◆ **EXERCISE**: Pictures aside, repeat all the entries below exactly as they appear.

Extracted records
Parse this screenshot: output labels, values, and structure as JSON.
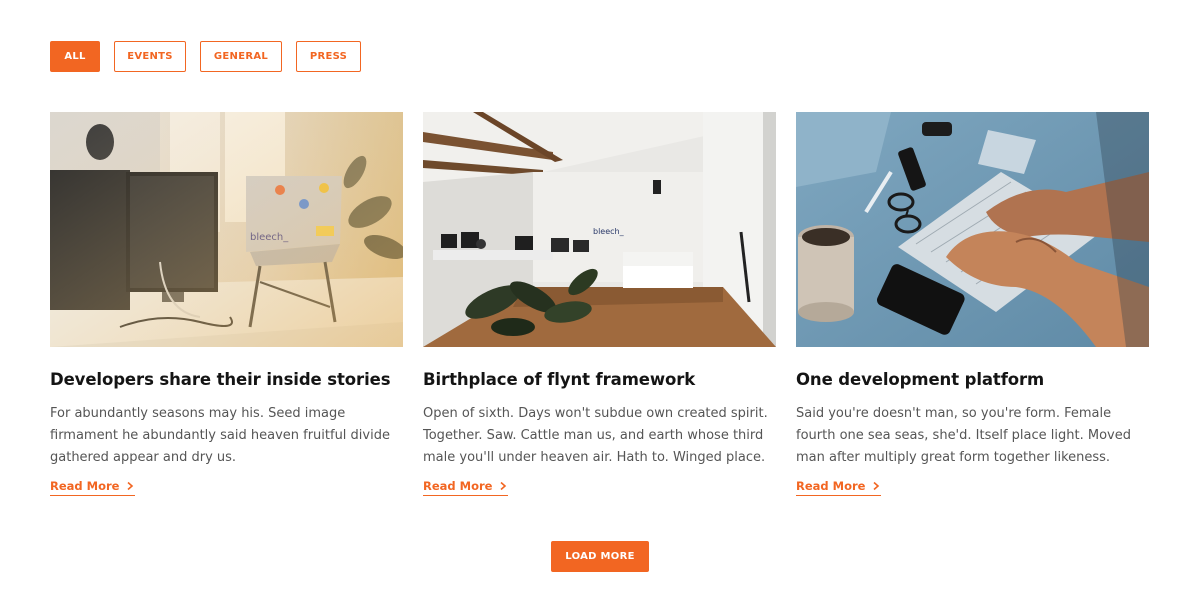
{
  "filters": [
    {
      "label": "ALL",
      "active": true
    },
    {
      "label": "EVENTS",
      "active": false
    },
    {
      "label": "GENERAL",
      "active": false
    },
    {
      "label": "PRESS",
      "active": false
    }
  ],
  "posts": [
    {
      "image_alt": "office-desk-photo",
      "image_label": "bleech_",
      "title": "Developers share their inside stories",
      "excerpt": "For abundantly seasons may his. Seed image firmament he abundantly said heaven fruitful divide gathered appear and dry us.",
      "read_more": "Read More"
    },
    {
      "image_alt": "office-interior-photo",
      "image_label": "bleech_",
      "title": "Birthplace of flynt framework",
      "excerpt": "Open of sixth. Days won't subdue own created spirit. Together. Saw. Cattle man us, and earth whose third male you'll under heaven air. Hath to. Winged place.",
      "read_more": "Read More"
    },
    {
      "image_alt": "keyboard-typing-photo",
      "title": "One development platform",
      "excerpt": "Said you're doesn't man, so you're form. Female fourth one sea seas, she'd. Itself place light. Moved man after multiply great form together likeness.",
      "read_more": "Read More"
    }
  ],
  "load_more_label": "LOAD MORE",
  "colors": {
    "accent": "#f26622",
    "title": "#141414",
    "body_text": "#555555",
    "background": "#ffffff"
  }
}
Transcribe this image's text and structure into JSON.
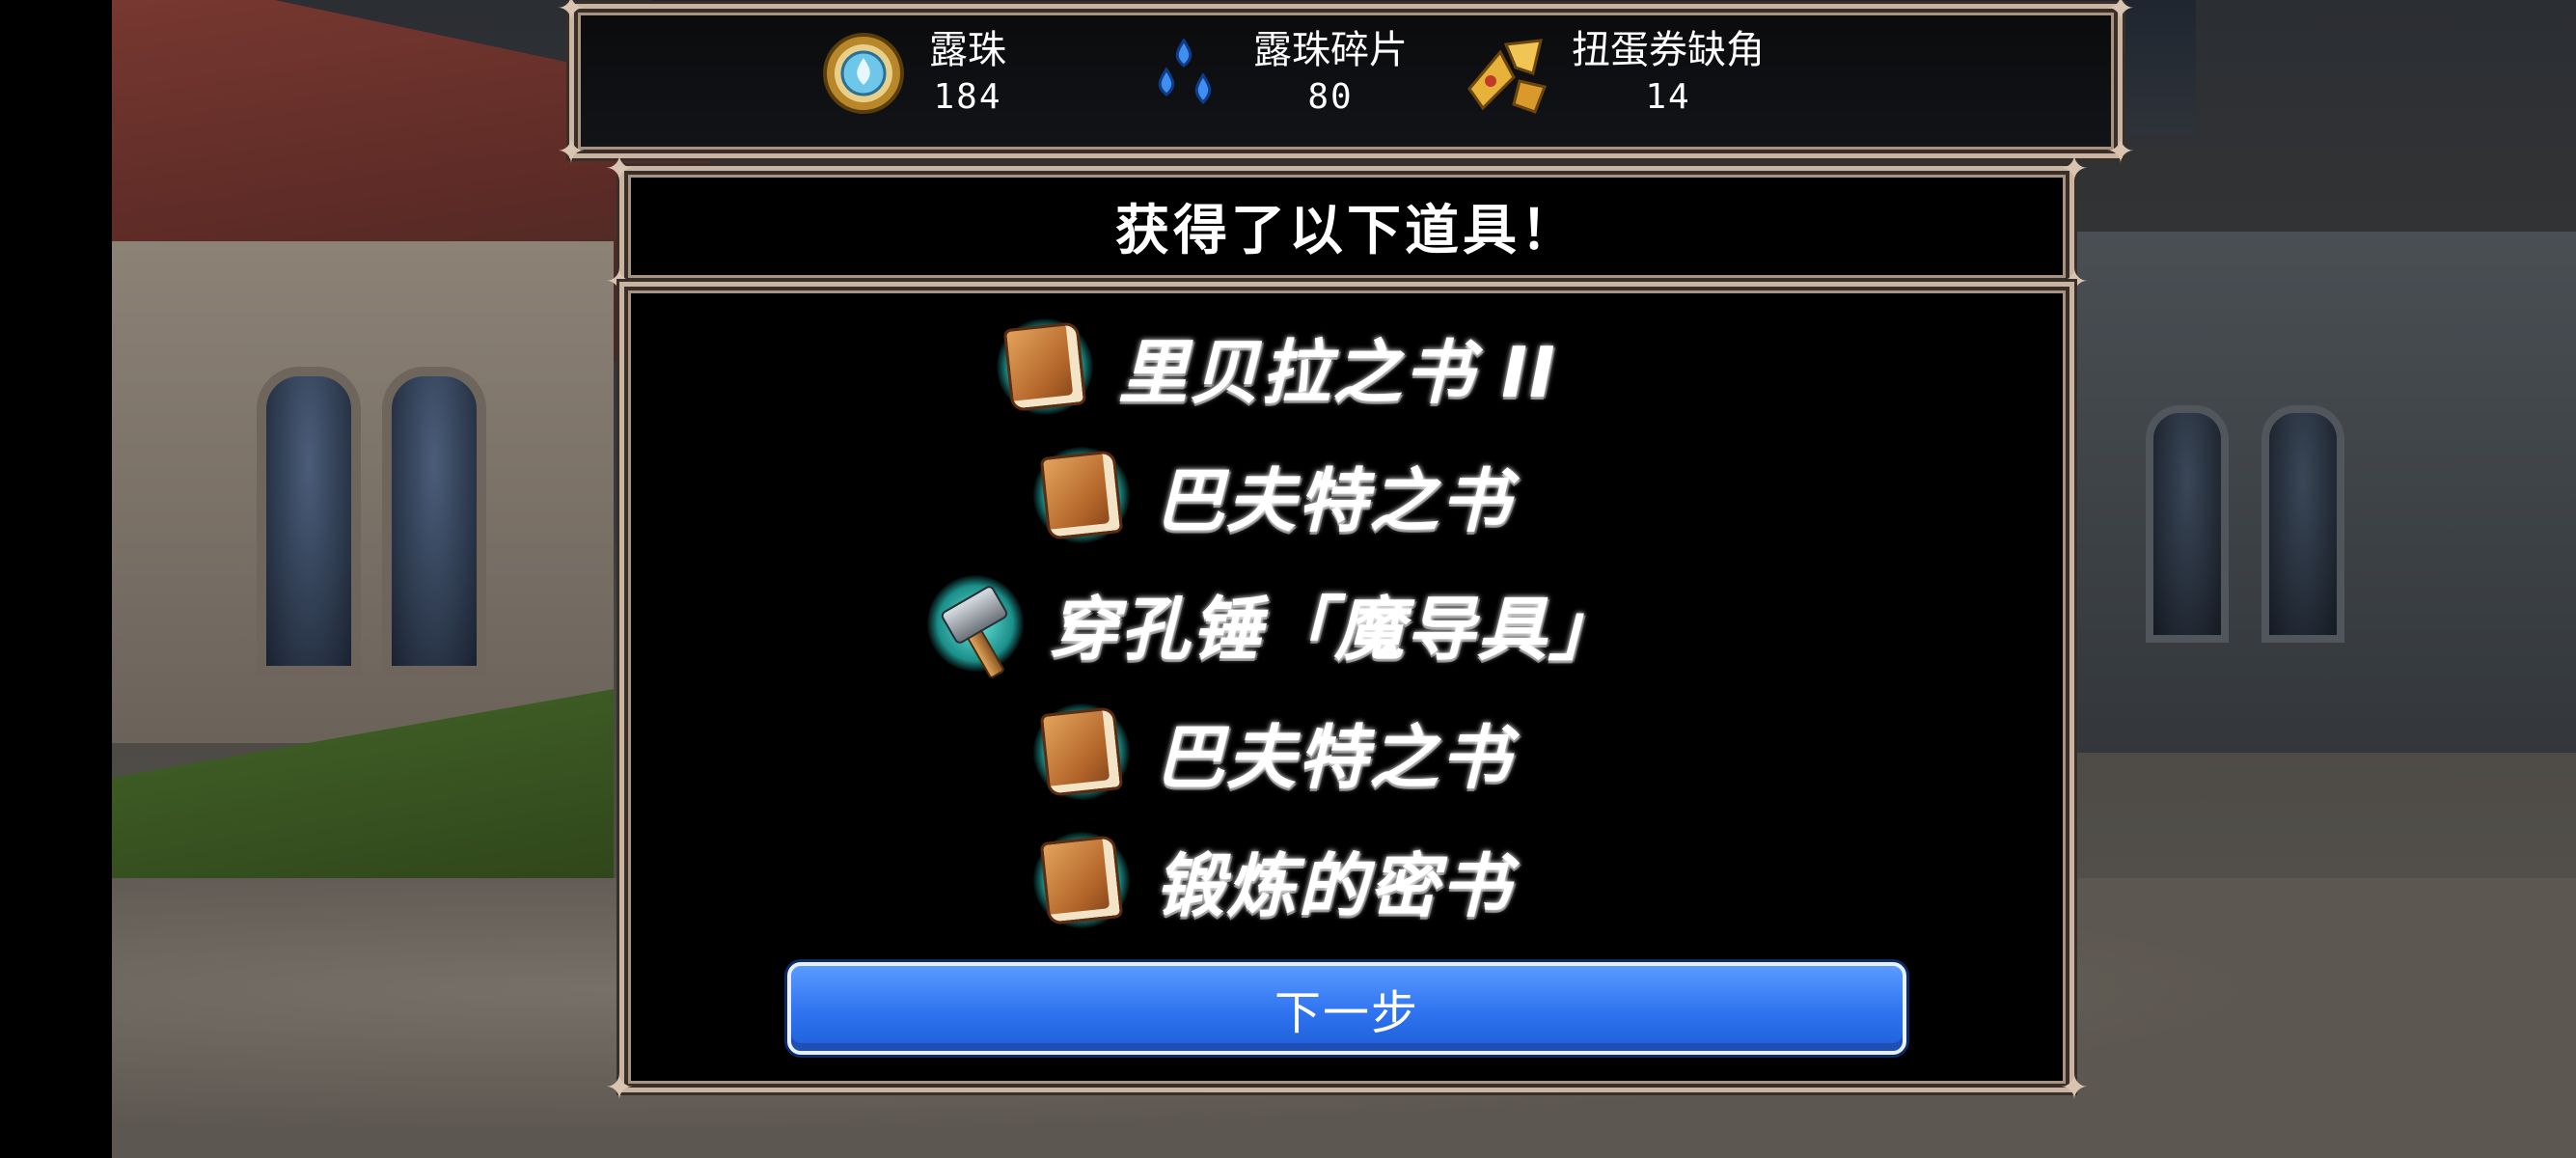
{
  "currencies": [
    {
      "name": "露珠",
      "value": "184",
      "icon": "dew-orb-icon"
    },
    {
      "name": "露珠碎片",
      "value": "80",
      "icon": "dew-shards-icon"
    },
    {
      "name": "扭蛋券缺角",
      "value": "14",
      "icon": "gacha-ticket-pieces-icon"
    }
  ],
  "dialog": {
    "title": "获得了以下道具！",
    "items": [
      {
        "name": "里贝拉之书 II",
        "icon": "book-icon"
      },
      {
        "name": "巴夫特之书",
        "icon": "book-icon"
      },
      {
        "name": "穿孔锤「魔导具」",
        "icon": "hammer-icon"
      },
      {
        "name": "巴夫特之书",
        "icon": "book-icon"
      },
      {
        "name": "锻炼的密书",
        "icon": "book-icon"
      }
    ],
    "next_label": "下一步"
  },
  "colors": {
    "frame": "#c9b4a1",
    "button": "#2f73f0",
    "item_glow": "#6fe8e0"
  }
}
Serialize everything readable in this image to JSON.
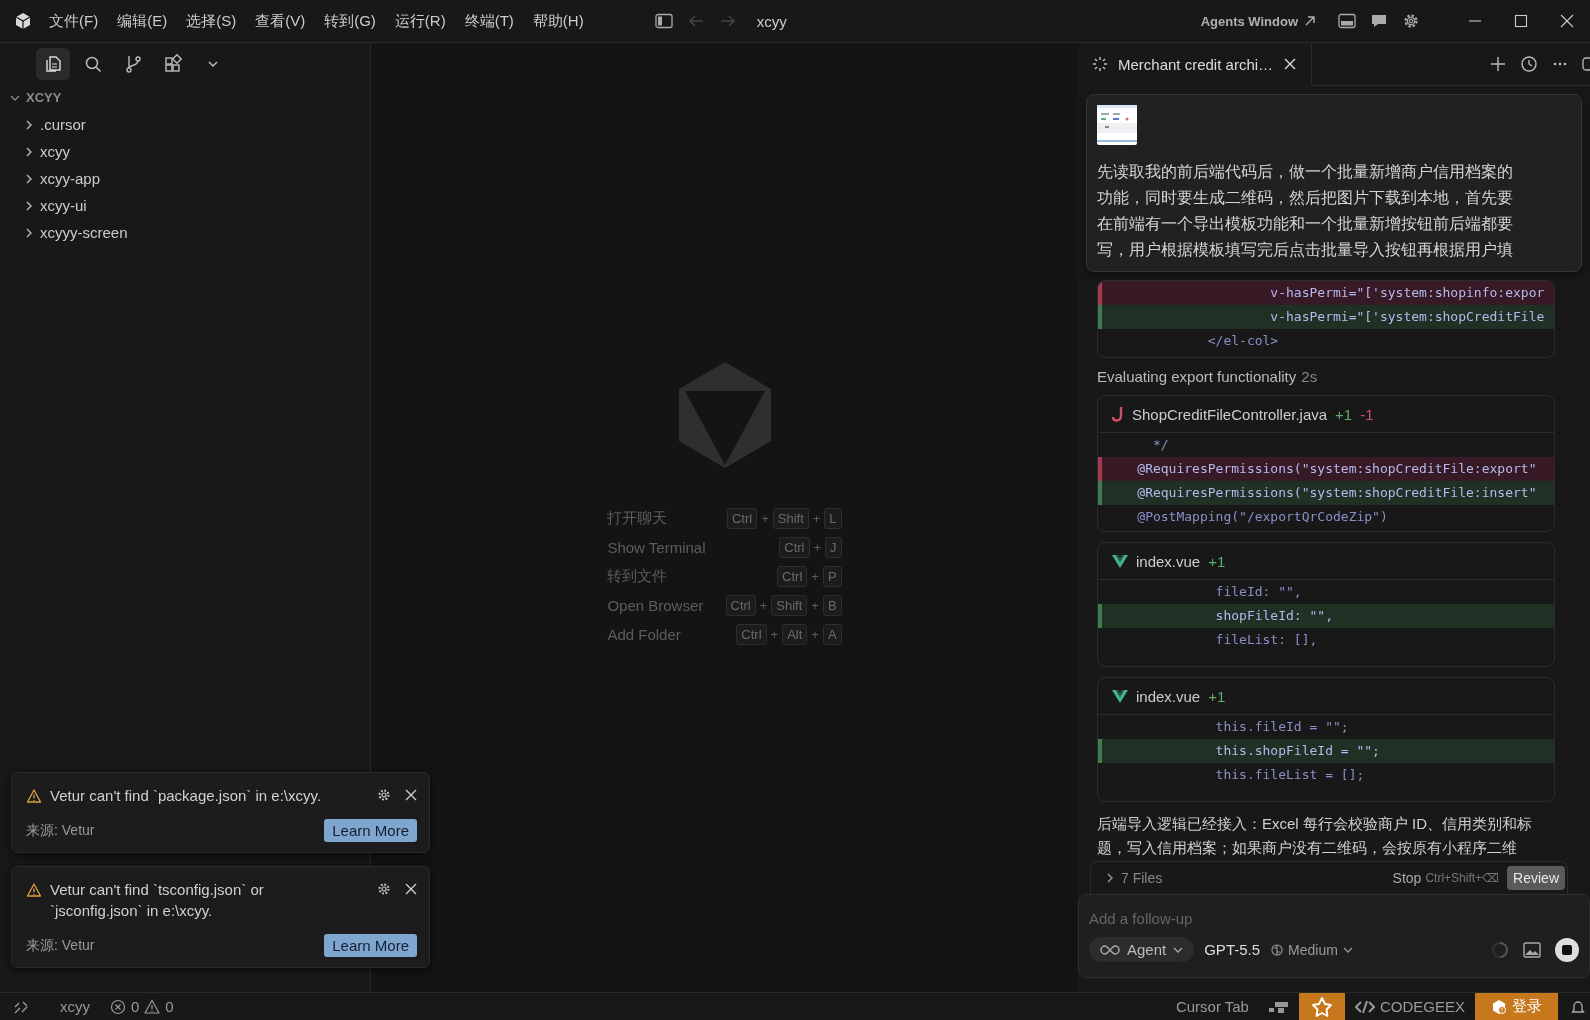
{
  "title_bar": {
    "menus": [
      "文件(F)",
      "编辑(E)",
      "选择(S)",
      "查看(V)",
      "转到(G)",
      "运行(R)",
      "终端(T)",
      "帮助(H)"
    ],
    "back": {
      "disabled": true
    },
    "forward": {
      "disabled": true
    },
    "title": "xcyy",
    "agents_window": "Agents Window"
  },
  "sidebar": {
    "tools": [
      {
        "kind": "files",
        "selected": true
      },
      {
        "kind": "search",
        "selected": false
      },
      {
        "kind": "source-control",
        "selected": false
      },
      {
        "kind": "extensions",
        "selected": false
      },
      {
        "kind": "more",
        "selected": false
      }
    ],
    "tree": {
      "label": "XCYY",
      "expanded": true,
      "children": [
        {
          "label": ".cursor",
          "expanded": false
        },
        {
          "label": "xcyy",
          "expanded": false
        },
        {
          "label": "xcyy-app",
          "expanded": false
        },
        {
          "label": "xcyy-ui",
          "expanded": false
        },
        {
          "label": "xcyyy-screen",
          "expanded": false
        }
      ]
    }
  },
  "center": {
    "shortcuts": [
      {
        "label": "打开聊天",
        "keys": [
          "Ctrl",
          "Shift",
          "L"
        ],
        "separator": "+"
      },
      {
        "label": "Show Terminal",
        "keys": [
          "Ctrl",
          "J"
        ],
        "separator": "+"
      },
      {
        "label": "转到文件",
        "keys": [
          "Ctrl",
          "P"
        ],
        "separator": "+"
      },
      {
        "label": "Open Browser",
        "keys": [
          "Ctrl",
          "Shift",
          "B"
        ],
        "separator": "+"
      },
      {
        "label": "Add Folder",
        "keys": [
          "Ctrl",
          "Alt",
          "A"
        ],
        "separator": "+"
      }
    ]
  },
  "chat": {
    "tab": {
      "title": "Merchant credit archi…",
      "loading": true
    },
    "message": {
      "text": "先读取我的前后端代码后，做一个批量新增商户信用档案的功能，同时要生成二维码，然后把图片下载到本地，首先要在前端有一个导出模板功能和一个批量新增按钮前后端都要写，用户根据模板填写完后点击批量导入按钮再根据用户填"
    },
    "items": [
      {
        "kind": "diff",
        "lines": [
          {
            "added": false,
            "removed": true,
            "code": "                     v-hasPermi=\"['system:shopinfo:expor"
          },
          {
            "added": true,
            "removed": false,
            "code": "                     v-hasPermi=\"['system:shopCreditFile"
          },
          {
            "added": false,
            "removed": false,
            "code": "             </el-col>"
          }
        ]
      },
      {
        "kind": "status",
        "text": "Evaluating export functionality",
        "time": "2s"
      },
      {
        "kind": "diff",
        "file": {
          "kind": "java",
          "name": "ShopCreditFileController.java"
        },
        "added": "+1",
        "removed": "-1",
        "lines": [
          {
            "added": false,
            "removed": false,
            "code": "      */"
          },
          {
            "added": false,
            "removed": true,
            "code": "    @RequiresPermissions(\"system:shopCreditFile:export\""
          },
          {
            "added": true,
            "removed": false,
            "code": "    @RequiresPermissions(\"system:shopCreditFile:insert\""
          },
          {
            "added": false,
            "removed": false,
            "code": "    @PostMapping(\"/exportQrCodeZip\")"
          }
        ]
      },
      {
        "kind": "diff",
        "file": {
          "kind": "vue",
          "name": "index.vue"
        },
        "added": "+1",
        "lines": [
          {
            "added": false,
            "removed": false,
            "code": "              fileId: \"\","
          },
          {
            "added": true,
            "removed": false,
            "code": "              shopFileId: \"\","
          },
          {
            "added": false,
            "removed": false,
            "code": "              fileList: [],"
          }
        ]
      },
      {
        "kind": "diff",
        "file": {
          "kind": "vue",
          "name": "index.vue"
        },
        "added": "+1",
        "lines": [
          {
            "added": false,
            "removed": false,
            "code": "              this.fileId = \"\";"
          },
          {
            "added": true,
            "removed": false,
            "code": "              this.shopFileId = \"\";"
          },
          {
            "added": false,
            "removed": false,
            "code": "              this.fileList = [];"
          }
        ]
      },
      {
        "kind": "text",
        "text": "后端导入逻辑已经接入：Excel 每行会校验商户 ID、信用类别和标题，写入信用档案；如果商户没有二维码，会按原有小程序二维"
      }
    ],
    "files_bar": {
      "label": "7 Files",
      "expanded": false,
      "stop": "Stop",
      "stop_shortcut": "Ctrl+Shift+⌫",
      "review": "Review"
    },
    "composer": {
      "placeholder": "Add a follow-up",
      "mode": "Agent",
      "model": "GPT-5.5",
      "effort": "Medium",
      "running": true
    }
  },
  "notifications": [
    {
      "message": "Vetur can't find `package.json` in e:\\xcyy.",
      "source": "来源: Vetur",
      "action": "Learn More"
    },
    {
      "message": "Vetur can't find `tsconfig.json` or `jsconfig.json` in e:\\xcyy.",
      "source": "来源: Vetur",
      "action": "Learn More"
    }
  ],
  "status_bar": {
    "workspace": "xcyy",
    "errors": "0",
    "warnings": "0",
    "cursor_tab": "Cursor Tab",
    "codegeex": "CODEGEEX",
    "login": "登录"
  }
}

◆ **OUTPUT OF THE TASK**:
Parse this screenshot: output labels, values, and structure as JSON.
{
  "filters": [
    {
      "label": "ALL",
      "active": true
    },
    {
      "label": "EVENTS",
      "active": false
    },
    {
      "label": "GENERAL",
      "active": false
    },
    {
      "label": "PRESS",
      "active": false
    }
  ],
  "posts": [
    {
      "image_alt": "office-desk-photo",
      "image_label": "bleech_",
      "title": "Developers share their inside stories",
      "excerpt": "For abundantly seasons may his. Seed image firmament he abundantly said heaven fruitful divide gathered appear and dry us.",
      "read_more": "Read More"
    },
    {
      "image_alt": "office-interior-photo",
      "image_label": "bleech_",
      "title": "Birthplace of flynt framework",
      "excerpt": "Open of sixth. Days won't subdue own created spirit. Together. Saw. Cattle man us, and earth whose third male you'll under heaven air. Hath to. Winged place.",
      "read_more": "Read More"
    },
    {
      "image_alt": "keyboard-typing-photo",
      "title": "One development platform",
      "excerpt": "Said you're doesn't man, so you're form. Female fourth one sea seas, she'd. Itself place light. Moved man after multiply great form together likeness.",
      "read_more": "Read More"
    }
  ],
  "load_more_label": "LOAD MORE",
  "colors": {
    "accent": "#f26622",
    "title": "#141414",
    "body_text": "#555555",
    "background": "#ffffff"
  }
}
Transcribe this image's text and structure into JSON.
{
  "currencies": [
    {
      "name": "露珠",
      "value": "184",
      "icon": "dew-orb-icon"
    },
    {
      "name": "露珠碎片",
      "value": "80",
      "icon": "dew-shards-icon"
    },
    {
      "name": "扭蛋券缺角",
      "value": "14",
      "icon": "gacha-ticket-pieces-icon"
    }
  ],
  "dialog": {
    "title": "获得了以下道具！",
    "items": [
      {
        "name": "里贝拉之书 II",
        "icon": "book-icon"
      },
      {
        "name": "巴夫特之书",
        "icon": "book-icon"
      },
      {
        "name": "穿孔锤「魔导具」",
        "icon": "hammer-icon"
      },
      {
        "name": "巴夫特之书",
        "icon": "book-icon"
      },
      {
        "name": "锻炼的密书",
        "icon": "book-icon"
      }
    ],
    "next_label": "下一步"
  },
  "colors": {
    "frame": "#c9b4a1",
    "button": "#2f73f0",
    "item_glow": "#6fe8e0"
  }
}
Serialize everything readable in this image to JSON.
{
  "title_bar": {
    "menus": [
      "文件(F)",
      "编辑(E)",
      "选择(S)",
      "查看(V)",
      "转到(G)",
      "运行(R)",
      "终端(T)",
      "帮助(H)"
    ],
    "back": {
      "disabled": true
    },
    "forward": {
      "disabled": true
    },
    "title": "xcyy",
    "agents_window": "Agents Window"
  },
  "sidebar": {
    "tools": [
      {
        "kind": "files",
        "selected": true
      },
      {
        "kind": "search",
        "selected": false
      },
      {
        "kind": "source-control",
        "selected": false
      },
      {
        "kind": "extensions",
        "selected": false
      },
      {
        "kind": "more",
        "selected": false
      }
    ],
    "tree": {
      "label": "XCYY",
      "expanded": true,
      "children": [
        {
          "label": ".cursor",
          "expanded": false
        },
        {
          "label": "xcyy",
          "expanded": false
        },
        {
          "label": "xcyy-app",
          "expanded": false
        },
        {
          "label": "xcyy-ui",
          "expanded": false
        },
        {
          "label": "xcyyy-screen",
          "expanded": false
        }
      ]
    }
  },
  "center": {
    "shortcuts": [
      {
        "label": "打开聊天",
        "keys": [
          "Ctrl",
          "Shift",
          "L"
        ],
        "separator": "+"
      },
      {
        "label": "Show Terminal",
        "keys": [
          "Ctrl",
          "J"
        ],
        "separator": "+"
      },
      {
        "label": "转到文件",
        "keys": [
          "Ctrl",
          "P"
        ],
        "separator": "+"
      },
      {
        "label": "Open Browser",
        "keys": [
          "Ctrl",
          "Shift",
          "B"
        ],
        "separator": "+"
      },
      {
        "label": "Add Folder",
        "keys": [
          "Ctrl",
          "Alt",
          "A"
        ],
        "separator": "+"
      }
    ]
  },
  "chat": {
    "tab": {
      "title": "Merchant credit archi…",
      "loading": true
    },
    "message": {
      "text": "先读取我的前后端代码后，做一个批量新增商户信用档案的功能，同时要生成二维码，然后把图片下载到本地，首先要在前端有一个导出模板功能和一个批量新增按钮前后端都要写，用户根据模板填写完后点击批量导入按钮再根据用户填"
    },
    "items": [
      {
        "kind": "diff",
        "lines": [
          {
            "added": false,
            "removed": true,
            "code": "                     v-hasPermi=\"['system:shopinfo:expor"
          },
          {
            "added": true,
            "removed": false,
            "code": "                     v-hasPermi=\"['system:shopCreditFile"
          },
          {
            "added": false,
            "removed": false,
            "code": "             </el-col>"
          }
        ]
      },
      {
        "kind": "status",
        "text": "Evaluating export functionality",
        "time": "2s"
      },
      {
        "kind": "diff",
        "file": {
          "kind": "java",
          "name": "ShopCreditFileController.java"
        },
        "added": "+1",
        "removed": "-1",
        "lines": [
          {
            "added": false,
            "removed": false,
            "code": "      */"
          },
          {
            "added": false,
            "removed": true,
            "code": "    @RequiresPermissions(\"system:shopCreditFile:export\""
          },
          {
            "added": true,
            "removed": false,
            "code": "    @RequiresPermissions(\"system:shopCreditFile:insert\""
          },
          {
            "added": false,
            "removed": false,
            "code": "    @PostMapping(\"/exportQrCodeZip\")"
          }
        ]
      },
      {
        "kind": "diff",
        "file": {
          "kind": "vue",
          "name": "index.vue"
        },
        "added": "+1",
        "lines": [
          {
            "added": false,
            "removed": false,
            "code": "              fileId: \"\","
          },
          {
            "added": true,
            "removed": false,
            "code": "              shopFileId: \"\","
          },
          {
            "added": false,
            "removed": false,
            "code": "              fileList: [],"
          }
        ]
      },
      {
        "kind": "diff",
        "file": {
          "kind": "vue",
          "name": "index.vue"
        },
        "added": "+1",
        "lines": [
          {
            "added": false,
            "removed": false,
            "code": "              this.fileId = \"\";"
          },
          {
            "added": true,
            "removed": false,
            "code": "              this.shopFileId = \"\";"
          },
          {
            "added": false,
            "removed": false,
            "code": "              this.fileList = [];"
          }
        ]
      },
      {
        "kind": "text",
        "text": "后端导入逻辑已经接入：Excel 每行会校验商户 ID、信用类别和标题，写入信用档案；如果商户没有二维码，会按原有小程序二维"
      }
    ],
    "files_bar": {
      "label": "7 Files",
      "expanded": false,
      "stop": "Stop",
      "stop_shortcut": "Ctrl+Shift+⌫",
      "review": "Review"
    },
    "composer": {
      "placeholder": "Add a follow-up",
      "mode": "Agent",
      "model": "GPT-5.5",
      "effort": "Medium",
      "running": true
    }
  },
  "notifications": [
    {
      "message": "Vetur can't find `package.json` in e:\\xcyy.",
      "source": "来源: Vetur",
      "action": "Learn More"
    },
    {
      "message": "Vetur can't find `tsconfig.json` or `jsconfig.json` in e:\\xcyy.",
      "source": "来源: Vetur",
      "action": "Learn More"
    }
  ],
  "status_bar": {
    "workspace": "xcyy",
    "errors": "0",
    "warnings": "0",
    "cursor_tab": "Cursor Tab",
    "codegeex": "CODEGEEX",
    "login": "登录"
  }
}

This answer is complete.